If you sense that your client is someone who is motivated by “options” you will need to discuss possibilities, choices and decisions.  They are always interested in doing things in another way.  Bring in “options,” “alternatives,” “we can be flexible here,” and “let’s expand your choices.” 

On the other hand if you see that your client is motivate by “procedures” then he/she will find it more comforting and motivating to be given specific processes and rules to follow.  These clients are not easily moved to try new things without a clear procedure.  Do not break the rules with this person at all.  Focus instead on what’s “correct,” “tried and true,” “the proven path,” “follow this instruction very carefully.”

Those clients motivated by “sameness” will want to see you approach them the same way from session to session while those persuaded by “difference” will find motivation when you change up your approach from time to time.
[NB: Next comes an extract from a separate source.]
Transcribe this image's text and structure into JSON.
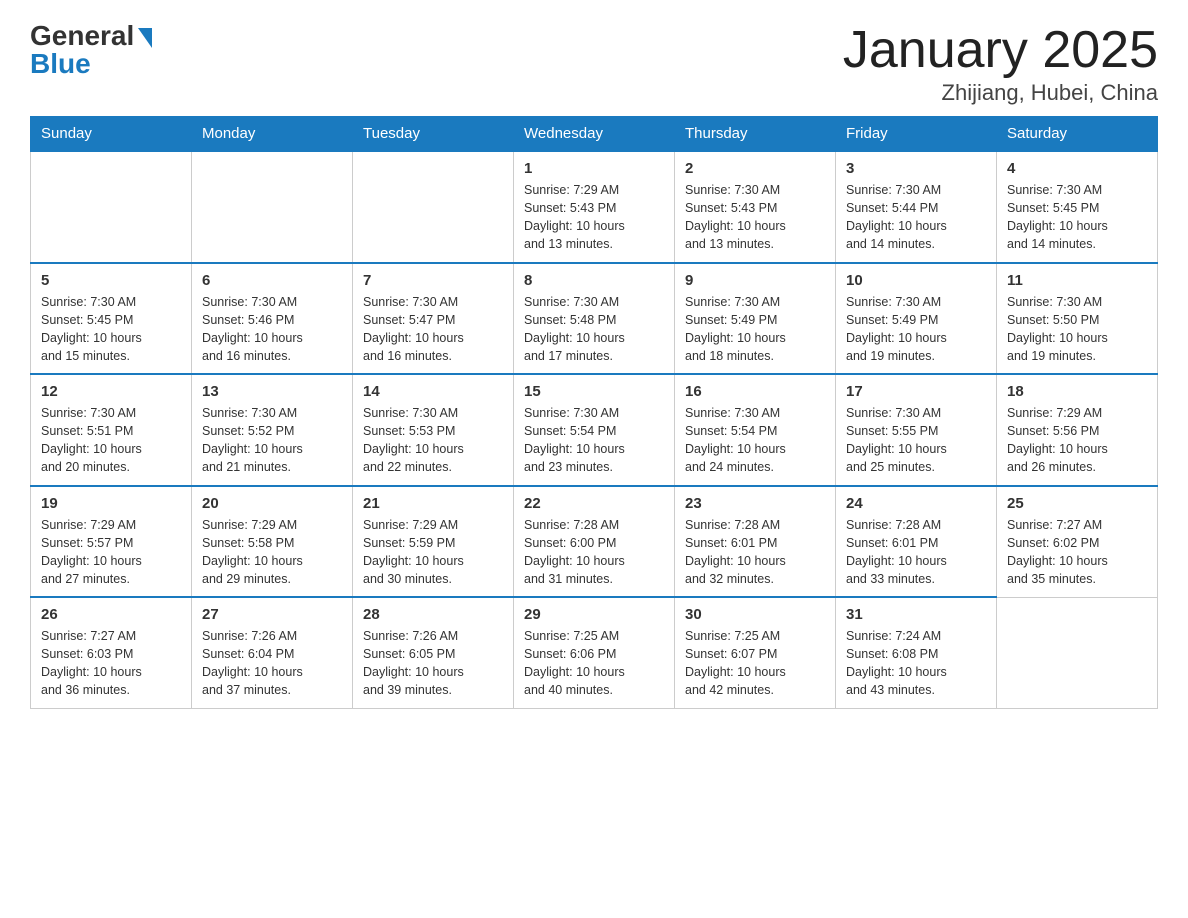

For the clients who want their world to remain highly consistent, you want to emphasize words and concepts such as “this is the same as…,” “this is similar to…,” or “this has in common with what we just did…”

Those clients who enjoy change as a way of life, the “difference” group, enjoy hearing “new,” “fresh,”  or “this is completely different than…”
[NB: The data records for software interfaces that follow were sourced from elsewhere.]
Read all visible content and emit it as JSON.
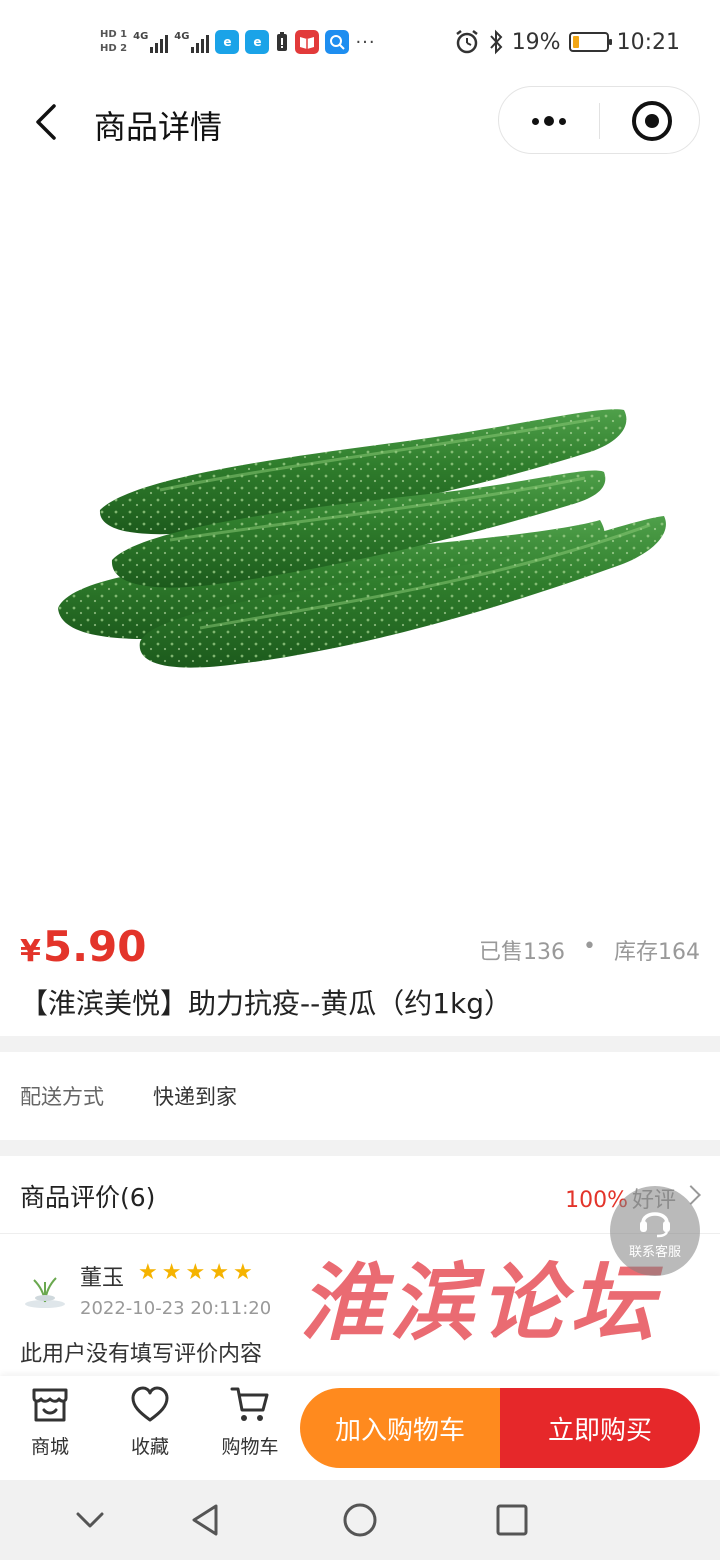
{
  "status_bar": {
    "hd1": "HD 1",
    "hd2": "HD 2",
    "net1": "4G",
    "net2": "4G",
    "battery_pct": "19%",
    "battery_level": 0.19,
    "time": "10:21",
    "more": "···"
  },
  "nav": {
    "title": "商品详情"
  },
  "product": {
    "currency": "¥",
    "price": "5.90",
    "sold": "已售136",
    "dot": "•",
    "stock": "库存164",
    "title": "【淮滨美悦】助力抗疫--黄瓜（约1kg）"
  },
  "delivery": {
    "label": "配送方式",
    "value": "快递到家"
  },
  "reviews": {
    "title": "商品评价(6)",
    "rate_pct": "100%",
    "rate_text": "好评",
    "items": [
      {
        "name": "董玉",
        "stars": 5,
        "date": "2022-10-23 20:11:20",
        "text": "此用户没有填写评价内容"
      }
    ]
  },
  "watermark": "淮滨论坛",
  "customer_service": {
    "label": "联系客服"
  },
  "bottom_bar": {
    "shop": "商城",
    "favorite": "收藏",
    "cart": "购物车",
    "add_to_cart": "加入购物车",
    "buy_now": "立即购买"
  },
  "colors": {
    "price": "#e3342a",
    "add_to_cart": "#ff8a1e",
    "buy_now": "#e6282a",
    "star": "#f5b300"
  }
}
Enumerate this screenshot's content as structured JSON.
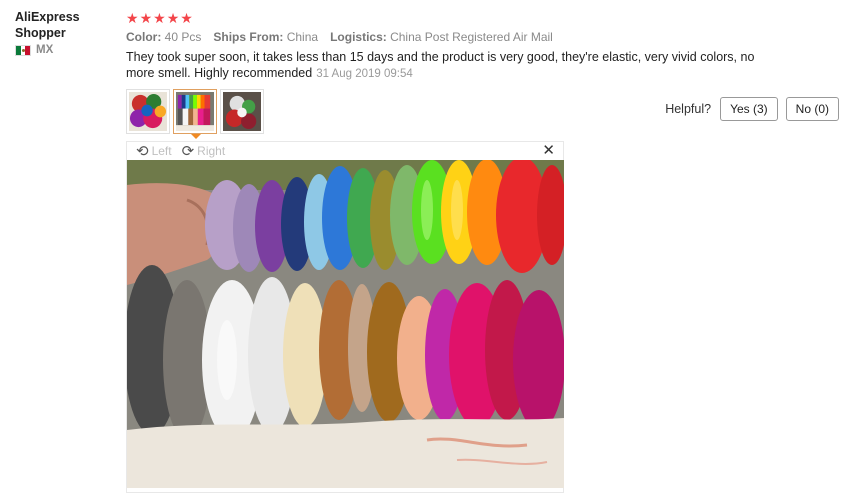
{
  "reviewer": {
    "name": "AliExpress Shopper",
    "country_code": "MX"
  },
  "review": {
    "rating": 5,
    "attributes": [
      {
        "label": "Color:",
        "value": "40 Pcs"
      },
      {
        "label": "Ships From:",
        "value": "China"
      },
      {
        "label": "Logistics:",
        "value": "China Post Registered Air Mail"
      }
    ],
    "text": "They took super soon, it takes less than 15 days and the product is very good, they're elastic, very vivid colors, no more smell. Highly recommended",
    "date": "31 Aug 2019 09:54"
  },
  "helpful": {
    "label": "Helpful?",
    "yes_label": "Yes (3)",
    "no_label": "No (0)"
  },
  "viewer": {
    "rotate_left": "Left",
    "rotate_right": "Right",
    "close_icon": "close-icon"
  },
  "thumbnails": [
    {
      "selected": false
    },
    {
      "selected": true
    },
    {
      "selected": false
    }
  ]
}
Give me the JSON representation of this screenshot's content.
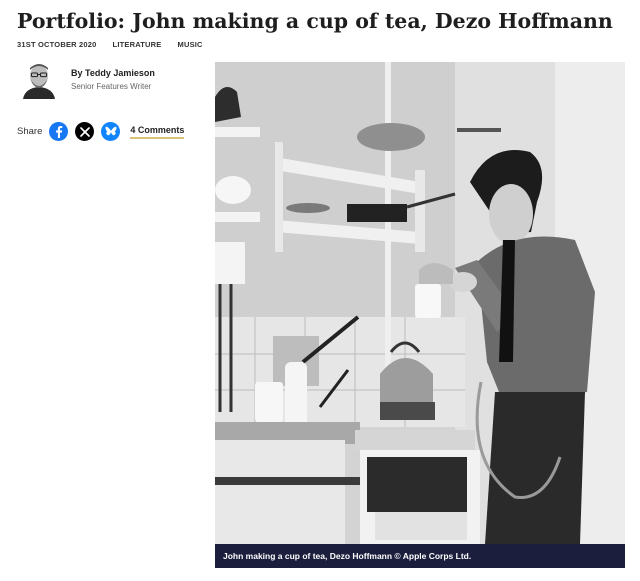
{
  "article": {
    "title": "Portfolio: John making a cup of tea, Dezo Hoffmann",
    "date": "31ST OCTOBER 2020",
    "tags": [
      "LITERATURE",
      "MUSIC"
    ]
  },
  "author": {
    "name": "By Teddy Jamieson",
    "role": "Senior Features Writer"
  },
  "share": {
    "label": "Share",
    "icons": [
      "facebook-icon",
      "x-icon",
      "bluesky-icon"
    ],
    "comments_label": "4 Comments"
  },
  "photo": {
    "caption": "John making a cup of tea, Dezo Hoffmann © Apple Corps Ltd."
  },
  "colors": {
    "caption_background": "#1b1e3d",
    "facebook": "#1877f2",
    "x": "#000000",
    "bluesky": "#1185fe",
    "comments_underline": "#d9c27a"
  }
}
“Proactive” clients will find they are motivated when you allow them to initiate activity and “reactive” types will respond best when given the chance to take time to reflect and understand.

For you “proactive” clients who are ready to jump in and not wait for even you to being their routines, you are wise to embrace this with words like, “go for it,” “Nike’s just do it,” “why wait?,” and “it’s time to act.”  They enjoy using short sentences and act like they are in control.
“Reactive” clients on the other hand prefer to wait, favor holding back until they are sure what they are doing is correct.  “Consider the following,” is a good term for these “analyzers.”  “Let’s investigate this further…,” and “Read this article about that…” all are motivating music to their ears. 

Get the point?  Your clients will value and respect you when they sense you are genuinely listening not only to what they say but more importantly, to what they don’t say but communicate nevertheless. 

Sure you can build rapport with a genuine smile, friendly handshake, consistent eye contact, a proper greeting using your client’s name, but understanding how to respond to your client’s personality style will build enviable rapport and best prepare you to move along on the continuum of the ACE IFT model.

For further information, read “Live Your Dreams Let Reality Catch Up- NLP & Common Sense for Coaches, Managers and You” by Roger Ellerton, Ph.D., CMC and “Words that Change Minds: Mastering the Language of Influence” by Shelle Rose Charvet.

 

By Michael Mantell
Dr. Michael Mantell

Michael Mantell earned his Ph.D. at the University of Pennsylvania and his M.S. at Hahnemann Medical College, here he wrote his thesis on obesity. He’s served as the Chief Psychologist of Rady Children’s Hospital in San Diego and the Chief Psychologist for the San Diego Police Department. He provides breakthrough strategies to help business leaders, athletes, individuals and families create healthy, fit and happy trajectories in life. He is the Senior Consultant for Behavioral Sciences for ACE, an international behavior science fitness presenter, an Advisor to numerous companies and fitness organizations, on the Sports Medicine team of The Sporting Club of San Diego and is featured in many international media outlets. He is listed in the greatest.com 2013 “The 100 Most Influential People in Health and Fitness.”